In the case of Nicaragua, the removal of Petrocaribe pricing or supplies would likely result in the loss of a significant source of off-budget funds. The ruling Sandinista National Liberation Front relies on Petrocaribe to fund Albanisa, a joint venture held by Petroleos de Venezuela and the government of Nicaragua. In 2013, Nicaragua paid Venezuela $1 billion for imports of crude oil and refined products and received half that payment back in the form of a direct transfer to Albanisa. Under the terms of Albanisa, 40 percent of this total can be employed directly by Nicaragua, and the remainder is used for projects approved by Petroleos de Venezuela. This arrangement likely left Nicaragua with at least an additional $200 million in 2013, and with Nicaraguan budget expenditures for 2013 at $2 billion, the infusion of cash from Petrocaribe likely provided the ruling party with an additional financial cushion. The loss of this financing would force Nicaragua to finance public spending using government revenue and the undisclosed amounts saved in Albanisa accounts.

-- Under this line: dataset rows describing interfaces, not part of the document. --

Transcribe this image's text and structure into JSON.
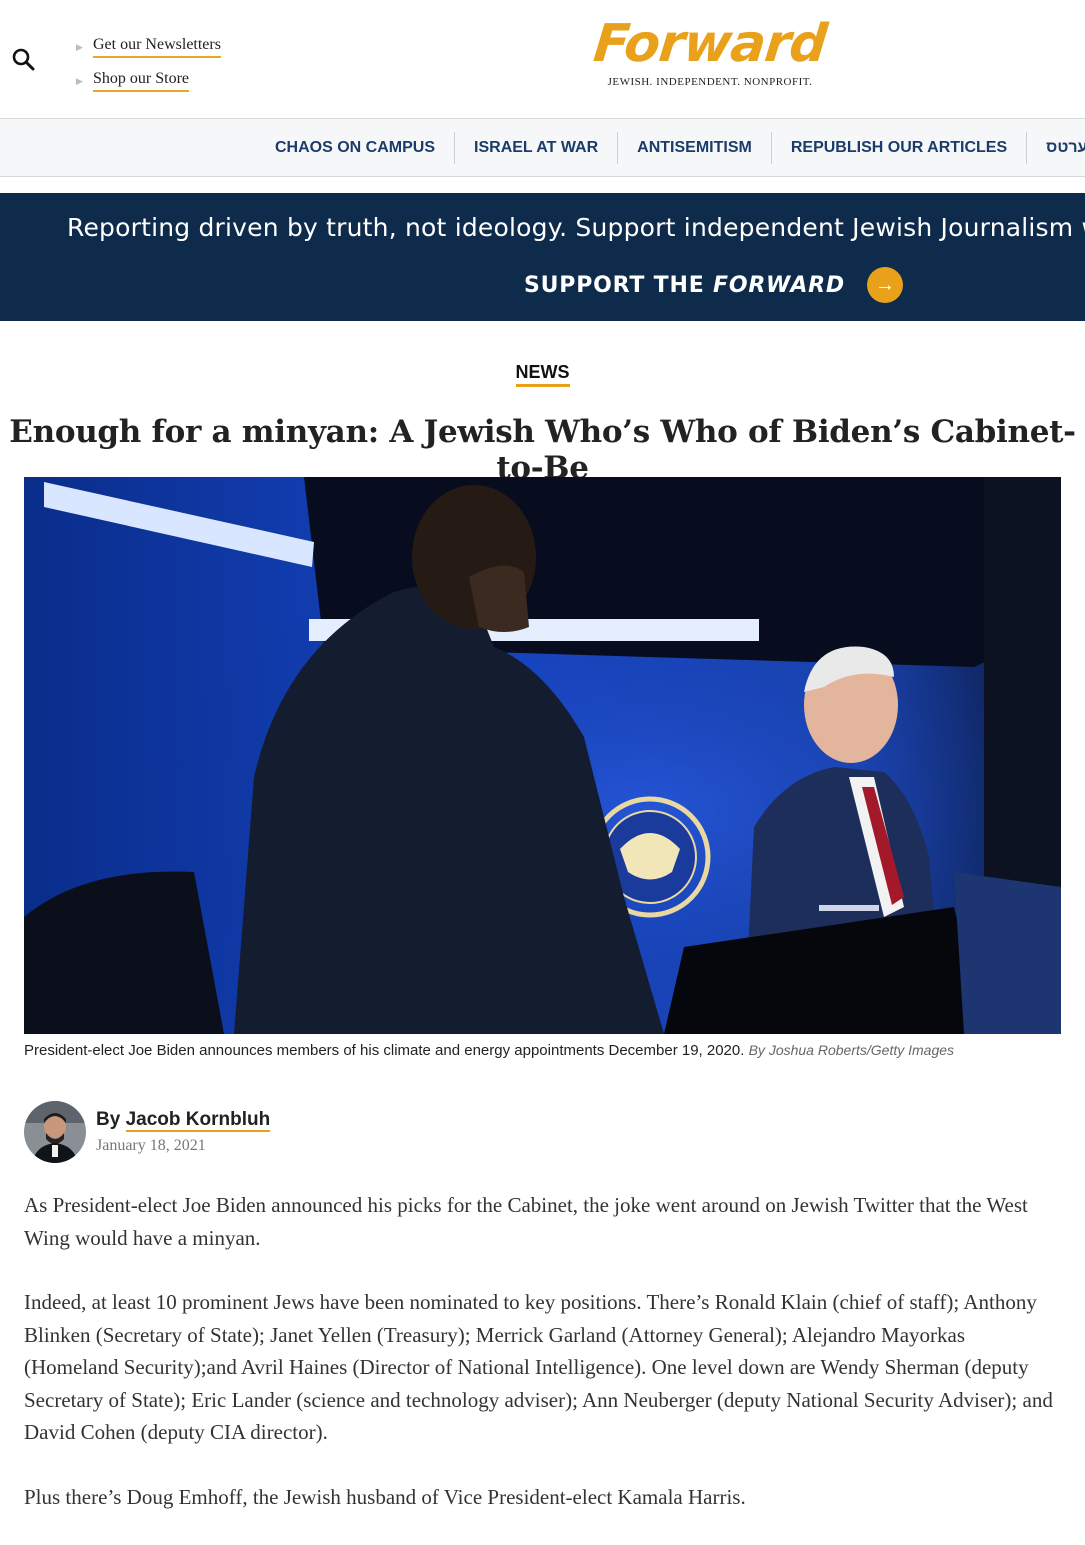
{
  "header": {
    "links": [
      "Get our Newsletters",
      "Shop our Store"
    ],
    "logo_text": "Forward",
    "tagline": "JEWISH. INDEPENDENT. NONPROFIT."
  },
  "nav": {
    "items": [
      "CHAOS ON CAMPUS",
      "ISRAEL AT WAR",
      "ANTISEMITISM",
      "REPUBLISH OUR ARTICLES",
      "פֿאָרווערטס"
    ]
  },
  "promo": {
    "text": "Reporting driven by truth, not ideology. Support independent Jewish Journalism with a gift today.",
    "button_prefix": "SUPPORT THE ",
    "button_emphasis": "FORWARD",
    "arrow": "→"
  },
  "article": {
    "section": "NEWS",
    "headline": "Enough for a minyan: A Jewish Who’s Who of Biden’s Cabinet-to-Be",
    "caption": "President-elect Joe Biden announces members of his climate and energy appointments December 19, 2020.",
    "caption_credit": "By Joshua Roberts/Getty Images",
    "byline_prefix": "By ",
    "author": "Jacob Kornbluh",
    "date": "January 18, 2021",
    "paragraphs": [
      "As President-elect Joe Biden announced his picks for the Cabinet, the joke went around on Jewish Twitter that the West Wing would have a minyan.",
      "Indeed, at least 10 prominent Jews have been nominated to key positions. There’s Ronald Klain (chief of staff); Anthony Blinken (Secretary of State); Janet Yellen (Treasury); Merrick Garland (Attorney General); Alejandro Mayorkas (Homeland Security);and Avril Haines (Director of National Intelligence). One level down are Wendy Sherman (deputy Secretary of State); Eric Lander (science and technology adviser); Ann Neuberger (deputy National Security Adviser); and David Cohen (deputy CIA director).",
      "Plus there’s Doug Emhoff, the Jewish husband of Vice President-elect Kamala Harris."
    ]
  },
  "colors": {
    "brand_gold": "#e9a11b",
    "navy": "#0e2b4c",
    "nav_text": "#1b3c6a"
  }
}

Petroleos de Venezuela likely will continue supplying Petrocaribe energy supplies under the current terms for as long as it can. A reduction in Petrocaribe shipments probably is not imminent but will become more plausible if the Venezuelan government does not relieve the financial burden on Petroleos de Venezuela. Some of the financial measures under consideration, such as moving dollars from off-budget funds to the country's foreign reserves, could give Petroleos de Venezuela room to continue Petrocaribe, but such moves will not have a decisive effect on Venezuela's overall decline. If Venezuela experiences problems in maintaining oil exports under its political agreements, it is likely to reduce supplies to Petrocaribe members before it chooses to reduce similar shipments to Cuba.